Among the number of levers which influence portfolio returns, asset allocation is the most powerful. Each type of asset has different levels of risk and return and tends to be influenced by particular factors to different degrees. This means asset classes, and sub-classes for that matter, will behave differently over time — some will rise while others fall. Consequently, the assets the portfolio holds and the weighting each is given is the single largest contributor to overall performance. Highly-qualified researchers debate whether asset allocation contributes 40 to 100 percent of investment performance, but no one denies that it has the biggest influence on performance.
Setting the right allocation for every investor is both an art and a science. Your asset class exposure should be developed in the context of your unique circumstances and the goals for your wealth. The more specific you are with your objectives, the greater the chances are for a successful plan.
Rebalancing and Tactical Decisions
Other levers matter to overall performance, but to a smaller degree. For example, rebalancing a portfolio back towards its strategic targets and the timing of the rebalancing affects performance. Overtime, some assets in a portfolio will do particularly well while others will lag. The assets that do well will naturally increase in the weight of your portfolio such that your portfolio asset mix will move away from its intended levels. Restoring your portfolio to its original balance keeps it in line with your goals and risk tolerance. The rebalancing actions can be taken in light of tax circumstances and the advisor’s investment outlook, but it’s important to complete on a regular basis.
Tactical decisions, asset mix changes away from the strategic asset allocation, can also affect investment performance depending on the degree of latitude and process used to make those changes. Tactical decisions are taken to seek extra return within the portfolio’s target risk. Examples here may include adding more to assets that are undervalued and less to assets that are overvalued. It can also mean taking advantage of dislocations in markets such as distressed credit during the Great Recession. Market prices often move away from fair value due to overly optimistic or pessimistic expectations, investor risk appetite and market sentiment. Recognizing these windows of opportunity takes skill, and sometimes a little luck on timing, but nonetheless can result in added return.
Other Factors to Consider

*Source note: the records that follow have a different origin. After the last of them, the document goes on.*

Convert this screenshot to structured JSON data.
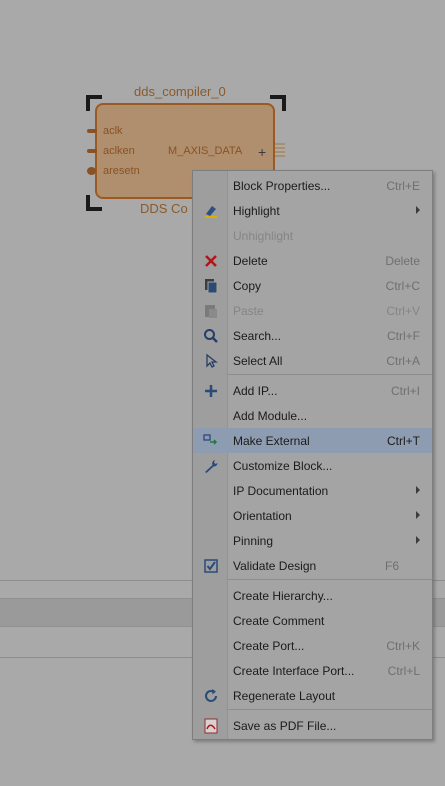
{
  "block": {
    "name": "dds_compiler_0",
    "subtitle": "DDS Co",
    "ports_in": [
      "aclk",
      "aclken",
      "aresetn"
    ],
    "port_out": "M_AXIS_DATA",
    "accent": "#9c5a22"
  },
  "menu": {
    "items": [
      {
        "label": "Block Properties...",
        "shortcut": "Ctrl+E",
        "icon": ""
      },
      {
        "label": "Highlight",
        "shortcut": "",
        "icon": "highlight-icon",
        "submenu": true
      },
      {
        "label": "Unhighlight",
        "shortcut": "",
        "icon": "",
        "disabled": true
      },
      {
        "label": "Delete",
        "shortcut": "Delete",
        "icon": "delete-icon"
      },
      {
        "label": "Copy",
        "shortcut": "Ctrl+C",
        "icon": "copy-icon"
      },
      {
        "label": "Paste",
        "shortcut": "Ctrl+V",
        "icon": "paste-icon",
        "disabled": true
      },
      {
        "label": "Search...",
        "shortcut": "Ctrl+F",
        "icon": "search-icon"
      },
      {
        "label": "Select All",
        "shortcut": "Ctrl+A",
        "icon": "select-all-icon"
      },
      {
        "label": "Add IP...",
        "shortcut": "Ctrl+I",
        "icon": "add-icon"
      },
      {
        "label": "Add Module...",
        "shortcut": "",
        "icon": ""
      },
      {
        "label": "Make External",
        "shortcut": "Ctrl+T",
        "icon": "make-external-icon",
        "highlighted": true
      },
      {
        "label": "Customize Block...",
        "shortcut": "",
        "icon": "wrench-icon"
      },
      {
        "label": "IP Documentation",
        "shortcut": "",
        "icon": "",
        "submenu": true
      },
      {
        "label": "Orientation",
        "shortcut": "",
        "icon": "",
        "submenu": true
      },
      {
        "label": "Pinning",
        "shortcut": "",
        "icon": "",
        "submenu": true
      },
      {
        "label": "Validate Design",
        "shortcut": "F6",
        "icon": "validate-icon"
      },
      {
        "label": "Create Hierarchy...",
        "shortcut": "",
        "icon": ""
      },
      {
        "label": "Create Comment",
        "shortcut": "",
        "icon": ""
      },
      {
        "label": "Create Port...",
        "shortcut": "Ctrl+K",
        "icon": ""
      },
      {
        "label": "Create Interface Port...",
        "shortcut": "Ctrl+L",
        "icon": ""
      },
      {
        "label": "Regenerate Layout",
        "shortcut": "",
        "icon": "regenerate-icon"
      },
      {
        "label": "Save as PDF File...",
        "shortcut": "",
        "icon": "pdf-icon"
      }
    ],
    "highlight_color": "#8e9cb2"
  }
}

Security selections within an asset class and portfolio construction are also factors in overall investment performance. There are many ways to approach security selection and portfolio construction. Also, diversification around investment philosophy and strategy also can provide better risk adjusted returns. We mention these to be complete. Remember, all in all, asset allocation is the biggest driver of your investment performance. Talk to your advisor about the tools they are using to meet your specific goals.
This article is for information purposes only and is not intended as an offer or solicitation, or as the basis for any contract to purchase or sell any security, or other instrument, or to enter into or arrange any type of transaction as a consequence of any information contained herein.
All analyses and projections depicted herein are for illustration only, and are not intended to be representations of performance or expected results. The results achieved by individual clients will vary and will depend on a number of factors including prevailing dividend yields, market liquidity, interest rate levels, market volatilities, and the client's expressed return and risk parameters at the time the service is initiated and during the term. Past performance is not a guarantee of future results.
Investors should seek financial advice regarding the appropriateness of investing in any securities, other investment or investment strategies discussed or recommended in this report and should understand that statements regarding future prospects may not be realized.
The information and opinions in this article are presented as-is and may not be suitable for all readers. Please obtain appropriate advice for your particular situation.
©First Republic Investment Management, 2016